(To do): Scan the material below and copy every line holding the word "shipments".

(Extracted material):
+ + + + + + +

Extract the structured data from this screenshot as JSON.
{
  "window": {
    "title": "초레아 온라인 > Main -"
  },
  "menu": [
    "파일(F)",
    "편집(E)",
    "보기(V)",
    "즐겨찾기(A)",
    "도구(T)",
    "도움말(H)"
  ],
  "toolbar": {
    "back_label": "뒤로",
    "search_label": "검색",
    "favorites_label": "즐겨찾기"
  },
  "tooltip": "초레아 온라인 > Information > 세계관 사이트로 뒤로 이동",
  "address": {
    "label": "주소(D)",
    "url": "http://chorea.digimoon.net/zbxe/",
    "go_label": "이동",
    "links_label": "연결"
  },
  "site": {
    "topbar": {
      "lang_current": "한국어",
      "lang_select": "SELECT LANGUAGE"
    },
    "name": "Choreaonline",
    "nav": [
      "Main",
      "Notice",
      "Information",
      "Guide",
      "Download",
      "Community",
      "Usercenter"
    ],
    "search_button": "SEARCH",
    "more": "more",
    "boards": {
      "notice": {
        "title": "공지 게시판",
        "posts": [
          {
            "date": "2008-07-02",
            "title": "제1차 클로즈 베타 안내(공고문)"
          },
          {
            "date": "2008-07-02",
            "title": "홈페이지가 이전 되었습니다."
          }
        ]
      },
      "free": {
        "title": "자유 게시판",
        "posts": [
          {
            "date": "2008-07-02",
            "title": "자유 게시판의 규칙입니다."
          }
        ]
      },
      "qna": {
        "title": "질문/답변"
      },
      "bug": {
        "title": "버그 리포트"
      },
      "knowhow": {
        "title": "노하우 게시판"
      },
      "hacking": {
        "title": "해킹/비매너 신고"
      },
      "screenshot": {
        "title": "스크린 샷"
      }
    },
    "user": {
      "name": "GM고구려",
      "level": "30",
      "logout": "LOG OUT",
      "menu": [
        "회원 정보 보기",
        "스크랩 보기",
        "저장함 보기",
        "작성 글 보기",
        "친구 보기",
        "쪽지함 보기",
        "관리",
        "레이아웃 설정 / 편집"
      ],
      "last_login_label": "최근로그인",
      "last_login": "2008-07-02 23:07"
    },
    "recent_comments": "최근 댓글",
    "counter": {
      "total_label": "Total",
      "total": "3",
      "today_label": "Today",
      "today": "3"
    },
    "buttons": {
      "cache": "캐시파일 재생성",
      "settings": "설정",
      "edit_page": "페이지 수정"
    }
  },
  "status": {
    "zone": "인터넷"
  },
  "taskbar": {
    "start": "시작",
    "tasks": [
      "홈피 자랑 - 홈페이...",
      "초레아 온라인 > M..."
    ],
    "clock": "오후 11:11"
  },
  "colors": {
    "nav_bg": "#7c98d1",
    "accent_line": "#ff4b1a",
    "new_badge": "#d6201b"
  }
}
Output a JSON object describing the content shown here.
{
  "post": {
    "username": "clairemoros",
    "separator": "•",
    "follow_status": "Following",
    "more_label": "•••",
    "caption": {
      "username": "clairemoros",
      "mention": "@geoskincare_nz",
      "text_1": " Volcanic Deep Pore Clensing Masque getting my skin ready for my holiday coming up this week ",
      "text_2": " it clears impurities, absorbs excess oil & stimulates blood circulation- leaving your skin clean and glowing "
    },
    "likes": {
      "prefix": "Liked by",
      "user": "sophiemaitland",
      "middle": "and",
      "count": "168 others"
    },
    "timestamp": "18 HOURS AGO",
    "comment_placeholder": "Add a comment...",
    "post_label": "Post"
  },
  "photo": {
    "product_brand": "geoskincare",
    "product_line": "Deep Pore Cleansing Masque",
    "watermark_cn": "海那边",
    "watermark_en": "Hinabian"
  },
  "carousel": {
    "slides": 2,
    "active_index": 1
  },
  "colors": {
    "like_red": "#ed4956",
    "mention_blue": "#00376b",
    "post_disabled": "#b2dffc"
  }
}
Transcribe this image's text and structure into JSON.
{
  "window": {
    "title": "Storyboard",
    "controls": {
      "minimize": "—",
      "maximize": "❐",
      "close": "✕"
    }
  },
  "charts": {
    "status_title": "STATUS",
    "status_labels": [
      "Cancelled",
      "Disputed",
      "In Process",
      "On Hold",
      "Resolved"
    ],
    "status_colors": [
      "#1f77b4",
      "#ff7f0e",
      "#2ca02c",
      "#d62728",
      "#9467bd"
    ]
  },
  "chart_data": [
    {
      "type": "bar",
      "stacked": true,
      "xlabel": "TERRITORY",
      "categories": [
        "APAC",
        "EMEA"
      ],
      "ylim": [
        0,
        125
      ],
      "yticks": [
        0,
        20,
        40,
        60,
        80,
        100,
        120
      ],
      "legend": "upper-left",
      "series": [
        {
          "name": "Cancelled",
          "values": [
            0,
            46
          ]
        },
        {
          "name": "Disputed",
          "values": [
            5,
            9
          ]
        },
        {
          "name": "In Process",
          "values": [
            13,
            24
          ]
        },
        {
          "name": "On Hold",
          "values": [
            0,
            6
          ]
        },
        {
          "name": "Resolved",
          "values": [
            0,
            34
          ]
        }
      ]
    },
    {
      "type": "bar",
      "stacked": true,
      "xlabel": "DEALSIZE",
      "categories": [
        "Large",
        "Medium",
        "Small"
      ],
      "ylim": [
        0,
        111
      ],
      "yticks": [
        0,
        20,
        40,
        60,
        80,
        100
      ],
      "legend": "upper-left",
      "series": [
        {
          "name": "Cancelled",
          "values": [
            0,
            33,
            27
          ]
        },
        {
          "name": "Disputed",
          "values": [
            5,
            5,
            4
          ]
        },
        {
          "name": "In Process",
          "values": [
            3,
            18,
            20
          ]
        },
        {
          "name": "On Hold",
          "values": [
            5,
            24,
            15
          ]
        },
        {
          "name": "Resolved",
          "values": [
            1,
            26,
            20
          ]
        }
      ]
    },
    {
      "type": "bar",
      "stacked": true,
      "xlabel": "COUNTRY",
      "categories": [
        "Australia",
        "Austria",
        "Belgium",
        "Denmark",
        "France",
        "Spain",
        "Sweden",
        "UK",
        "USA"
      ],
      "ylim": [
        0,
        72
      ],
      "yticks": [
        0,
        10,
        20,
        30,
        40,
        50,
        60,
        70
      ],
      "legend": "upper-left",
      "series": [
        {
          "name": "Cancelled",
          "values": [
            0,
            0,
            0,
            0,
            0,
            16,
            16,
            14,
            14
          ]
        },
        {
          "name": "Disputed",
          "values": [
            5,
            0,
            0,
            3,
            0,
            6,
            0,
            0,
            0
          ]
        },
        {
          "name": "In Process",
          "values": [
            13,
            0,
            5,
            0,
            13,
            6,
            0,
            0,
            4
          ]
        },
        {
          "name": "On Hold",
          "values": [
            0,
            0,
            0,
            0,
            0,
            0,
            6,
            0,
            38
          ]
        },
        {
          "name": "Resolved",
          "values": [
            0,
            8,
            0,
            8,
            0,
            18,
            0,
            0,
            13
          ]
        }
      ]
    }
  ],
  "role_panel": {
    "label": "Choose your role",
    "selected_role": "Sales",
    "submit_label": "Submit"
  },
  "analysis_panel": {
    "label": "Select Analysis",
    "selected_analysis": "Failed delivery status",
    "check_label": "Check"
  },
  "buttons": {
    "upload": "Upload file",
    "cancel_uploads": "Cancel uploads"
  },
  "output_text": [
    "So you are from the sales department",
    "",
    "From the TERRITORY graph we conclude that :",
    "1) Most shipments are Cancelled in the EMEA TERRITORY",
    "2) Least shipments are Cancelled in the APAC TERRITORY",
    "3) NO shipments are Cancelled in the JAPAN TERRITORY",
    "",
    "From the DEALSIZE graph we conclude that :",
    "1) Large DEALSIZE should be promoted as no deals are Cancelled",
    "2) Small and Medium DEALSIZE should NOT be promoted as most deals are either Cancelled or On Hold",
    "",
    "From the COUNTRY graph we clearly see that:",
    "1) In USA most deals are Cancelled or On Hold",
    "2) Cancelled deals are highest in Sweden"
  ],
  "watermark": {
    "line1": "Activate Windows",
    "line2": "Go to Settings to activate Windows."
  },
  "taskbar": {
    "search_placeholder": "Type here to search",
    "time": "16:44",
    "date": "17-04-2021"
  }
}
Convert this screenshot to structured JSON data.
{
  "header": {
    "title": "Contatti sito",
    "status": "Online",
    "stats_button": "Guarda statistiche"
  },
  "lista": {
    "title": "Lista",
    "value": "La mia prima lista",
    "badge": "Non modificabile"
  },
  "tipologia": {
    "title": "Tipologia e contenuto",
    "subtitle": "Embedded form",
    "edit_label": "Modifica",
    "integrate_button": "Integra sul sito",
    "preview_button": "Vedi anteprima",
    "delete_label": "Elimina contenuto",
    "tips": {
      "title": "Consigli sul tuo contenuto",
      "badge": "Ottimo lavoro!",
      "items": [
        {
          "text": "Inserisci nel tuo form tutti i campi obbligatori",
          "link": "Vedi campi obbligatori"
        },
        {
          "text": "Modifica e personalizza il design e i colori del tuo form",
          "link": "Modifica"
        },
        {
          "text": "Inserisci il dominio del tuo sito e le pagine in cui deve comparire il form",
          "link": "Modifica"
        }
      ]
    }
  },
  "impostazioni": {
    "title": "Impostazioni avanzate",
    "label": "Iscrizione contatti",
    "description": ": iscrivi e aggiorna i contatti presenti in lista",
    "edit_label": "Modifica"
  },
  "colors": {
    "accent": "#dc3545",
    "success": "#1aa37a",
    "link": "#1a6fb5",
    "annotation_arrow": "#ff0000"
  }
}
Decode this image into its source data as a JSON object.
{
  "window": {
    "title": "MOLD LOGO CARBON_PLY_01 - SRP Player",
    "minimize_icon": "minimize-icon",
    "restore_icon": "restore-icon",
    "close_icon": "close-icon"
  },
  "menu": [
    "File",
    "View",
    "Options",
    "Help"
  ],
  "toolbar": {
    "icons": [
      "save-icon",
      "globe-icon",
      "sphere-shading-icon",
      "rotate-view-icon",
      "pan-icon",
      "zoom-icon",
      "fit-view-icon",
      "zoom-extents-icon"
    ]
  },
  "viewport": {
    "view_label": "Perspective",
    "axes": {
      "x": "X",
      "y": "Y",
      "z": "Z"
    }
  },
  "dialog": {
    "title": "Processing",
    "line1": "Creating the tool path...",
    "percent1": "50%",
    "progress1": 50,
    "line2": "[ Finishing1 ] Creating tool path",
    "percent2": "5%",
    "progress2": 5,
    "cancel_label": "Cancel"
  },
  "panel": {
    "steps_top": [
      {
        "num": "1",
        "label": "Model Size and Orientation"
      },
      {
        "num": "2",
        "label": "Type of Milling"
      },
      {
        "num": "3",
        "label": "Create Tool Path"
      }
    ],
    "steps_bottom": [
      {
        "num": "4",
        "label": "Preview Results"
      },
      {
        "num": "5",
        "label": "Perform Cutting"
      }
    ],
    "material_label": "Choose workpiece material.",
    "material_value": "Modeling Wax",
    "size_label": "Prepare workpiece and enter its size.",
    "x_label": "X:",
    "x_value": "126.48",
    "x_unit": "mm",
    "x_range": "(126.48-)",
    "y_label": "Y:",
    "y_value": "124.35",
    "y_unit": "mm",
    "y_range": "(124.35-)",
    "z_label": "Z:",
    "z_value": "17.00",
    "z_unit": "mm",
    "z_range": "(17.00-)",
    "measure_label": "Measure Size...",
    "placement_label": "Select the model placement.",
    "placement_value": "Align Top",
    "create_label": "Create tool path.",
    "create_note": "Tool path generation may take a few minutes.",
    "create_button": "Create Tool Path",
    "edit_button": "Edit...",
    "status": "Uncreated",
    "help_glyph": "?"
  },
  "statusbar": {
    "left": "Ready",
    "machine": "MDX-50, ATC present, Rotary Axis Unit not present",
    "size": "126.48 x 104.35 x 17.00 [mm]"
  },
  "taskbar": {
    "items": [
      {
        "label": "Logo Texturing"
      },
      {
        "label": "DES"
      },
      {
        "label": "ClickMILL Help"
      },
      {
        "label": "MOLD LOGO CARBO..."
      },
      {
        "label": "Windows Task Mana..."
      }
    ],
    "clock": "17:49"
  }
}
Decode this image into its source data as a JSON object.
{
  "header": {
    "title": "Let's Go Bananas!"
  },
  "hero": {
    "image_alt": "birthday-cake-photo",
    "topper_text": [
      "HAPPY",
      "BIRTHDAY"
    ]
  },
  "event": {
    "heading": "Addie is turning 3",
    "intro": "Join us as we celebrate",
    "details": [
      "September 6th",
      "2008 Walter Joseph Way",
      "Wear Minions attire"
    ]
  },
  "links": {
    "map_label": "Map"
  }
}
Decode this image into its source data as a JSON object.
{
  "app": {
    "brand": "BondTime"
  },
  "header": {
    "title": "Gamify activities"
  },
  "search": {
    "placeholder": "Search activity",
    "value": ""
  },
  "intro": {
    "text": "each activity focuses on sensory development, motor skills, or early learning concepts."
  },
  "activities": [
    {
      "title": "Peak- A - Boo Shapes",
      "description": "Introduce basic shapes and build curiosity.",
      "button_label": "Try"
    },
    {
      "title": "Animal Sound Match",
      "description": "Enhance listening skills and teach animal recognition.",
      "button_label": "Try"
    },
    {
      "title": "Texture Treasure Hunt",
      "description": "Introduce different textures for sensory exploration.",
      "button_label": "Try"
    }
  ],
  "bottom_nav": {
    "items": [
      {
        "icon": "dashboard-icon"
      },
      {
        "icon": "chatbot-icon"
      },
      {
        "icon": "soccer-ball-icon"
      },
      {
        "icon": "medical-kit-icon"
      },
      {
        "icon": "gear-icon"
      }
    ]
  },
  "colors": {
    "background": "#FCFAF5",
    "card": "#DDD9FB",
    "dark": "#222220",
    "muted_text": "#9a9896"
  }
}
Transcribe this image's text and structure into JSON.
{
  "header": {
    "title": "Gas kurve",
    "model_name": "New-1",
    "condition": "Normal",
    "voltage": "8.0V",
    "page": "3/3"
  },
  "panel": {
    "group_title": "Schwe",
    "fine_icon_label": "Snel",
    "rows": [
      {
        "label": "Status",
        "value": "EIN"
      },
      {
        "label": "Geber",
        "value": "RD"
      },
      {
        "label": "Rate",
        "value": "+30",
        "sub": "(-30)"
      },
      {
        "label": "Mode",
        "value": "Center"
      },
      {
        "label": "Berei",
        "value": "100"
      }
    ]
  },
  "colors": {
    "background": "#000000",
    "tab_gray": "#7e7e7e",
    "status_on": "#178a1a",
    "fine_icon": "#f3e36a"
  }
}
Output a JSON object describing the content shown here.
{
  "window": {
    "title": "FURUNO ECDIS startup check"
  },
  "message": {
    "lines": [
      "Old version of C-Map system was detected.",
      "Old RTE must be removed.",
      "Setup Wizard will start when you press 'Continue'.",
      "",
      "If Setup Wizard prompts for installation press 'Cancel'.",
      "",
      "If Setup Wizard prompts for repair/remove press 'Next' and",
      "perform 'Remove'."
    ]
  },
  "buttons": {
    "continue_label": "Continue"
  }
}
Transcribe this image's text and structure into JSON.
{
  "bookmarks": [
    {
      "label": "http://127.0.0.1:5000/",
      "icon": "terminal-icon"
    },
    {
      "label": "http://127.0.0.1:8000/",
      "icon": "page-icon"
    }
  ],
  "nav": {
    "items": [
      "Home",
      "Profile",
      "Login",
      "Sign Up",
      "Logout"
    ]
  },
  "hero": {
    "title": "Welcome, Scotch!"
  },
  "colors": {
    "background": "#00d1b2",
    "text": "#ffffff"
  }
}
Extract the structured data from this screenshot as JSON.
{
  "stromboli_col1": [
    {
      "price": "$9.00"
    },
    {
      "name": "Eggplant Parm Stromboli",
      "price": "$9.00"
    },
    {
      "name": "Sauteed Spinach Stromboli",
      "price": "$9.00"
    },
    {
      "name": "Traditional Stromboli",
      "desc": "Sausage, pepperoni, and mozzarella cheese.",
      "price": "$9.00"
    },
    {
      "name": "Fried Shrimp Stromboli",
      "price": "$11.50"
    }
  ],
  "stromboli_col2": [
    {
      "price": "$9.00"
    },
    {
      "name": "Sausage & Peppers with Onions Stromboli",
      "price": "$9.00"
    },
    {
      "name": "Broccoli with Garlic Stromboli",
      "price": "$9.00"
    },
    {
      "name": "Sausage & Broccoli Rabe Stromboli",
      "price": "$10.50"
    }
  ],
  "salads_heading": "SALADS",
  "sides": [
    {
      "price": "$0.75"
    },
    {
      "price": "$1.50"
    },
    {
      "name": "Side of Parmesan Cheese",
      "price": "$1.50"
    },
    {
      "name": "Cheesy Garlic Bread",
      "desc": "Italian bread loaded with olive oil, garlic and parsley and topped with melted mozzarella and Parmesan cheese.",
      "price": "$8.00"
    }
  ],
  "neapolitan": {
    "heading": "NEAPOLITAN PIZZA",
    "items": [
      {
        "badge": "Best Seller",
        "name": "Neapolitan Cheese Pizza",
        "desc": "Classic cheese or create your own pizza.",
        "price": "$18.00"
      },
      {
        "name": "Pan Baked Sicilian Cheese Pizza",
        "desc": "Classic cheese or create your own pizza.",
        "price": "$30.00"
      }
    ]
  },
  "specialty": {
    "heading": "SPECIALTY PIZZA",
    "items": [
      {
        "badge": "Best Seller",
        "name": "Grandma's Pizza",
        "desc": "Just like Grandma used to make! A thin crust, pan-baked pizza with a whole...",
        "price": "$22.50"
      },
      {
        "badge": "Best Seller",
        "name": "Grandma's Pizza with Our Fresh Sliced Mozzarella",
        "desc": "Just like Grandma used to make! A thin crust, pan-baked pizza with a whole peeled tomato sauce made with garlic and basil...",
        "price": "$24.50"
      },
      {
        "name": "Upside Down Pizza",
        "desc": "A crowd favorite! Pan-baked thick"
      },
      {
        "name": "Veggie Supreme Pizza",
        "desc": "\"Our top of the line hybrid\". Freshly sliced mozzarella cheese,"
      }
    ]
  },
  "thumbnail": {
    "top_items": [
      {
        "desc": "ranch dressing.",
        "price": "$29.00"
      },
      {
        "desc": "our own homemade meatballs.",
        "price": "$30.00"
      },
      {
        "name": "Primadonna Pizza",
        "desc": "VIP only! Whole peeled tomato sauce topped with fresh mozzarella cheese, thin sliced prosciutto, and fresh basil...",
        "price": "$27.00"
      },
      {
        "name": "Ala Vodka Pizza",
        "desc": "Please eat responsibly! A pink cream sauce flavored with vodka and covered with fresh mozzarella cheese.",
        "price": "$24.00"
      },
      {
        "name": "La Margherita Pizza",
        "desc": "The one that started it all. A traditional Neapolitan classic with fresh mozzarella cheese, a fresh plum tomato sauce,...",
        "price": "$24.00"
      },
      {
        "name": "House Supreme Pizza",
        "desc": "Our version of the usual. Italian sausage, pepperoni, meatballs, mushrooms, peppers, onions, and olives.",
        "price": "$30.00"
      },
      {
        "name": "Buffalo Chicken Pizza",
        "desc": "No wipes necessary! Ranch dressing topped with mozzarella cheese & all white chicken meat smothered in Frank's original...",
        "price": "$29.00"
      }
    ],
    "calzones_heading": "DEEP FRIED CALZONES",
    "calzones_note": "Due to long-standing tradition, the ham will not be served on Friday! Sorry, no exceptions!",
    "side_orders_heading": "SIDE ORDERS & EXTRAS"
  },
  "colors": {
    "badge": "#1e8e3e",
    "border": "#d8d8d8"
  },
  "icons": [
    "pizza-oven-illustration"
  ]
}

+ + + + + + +

(Task solution):
    "1) Most shipments are Cancelled in the EMEA TERRITORY",
    "2) Least shipments are Cancelled in the APAC TERRITORY",
    "3) NO shipments are Cancelled in the JAPAN TERRITORY",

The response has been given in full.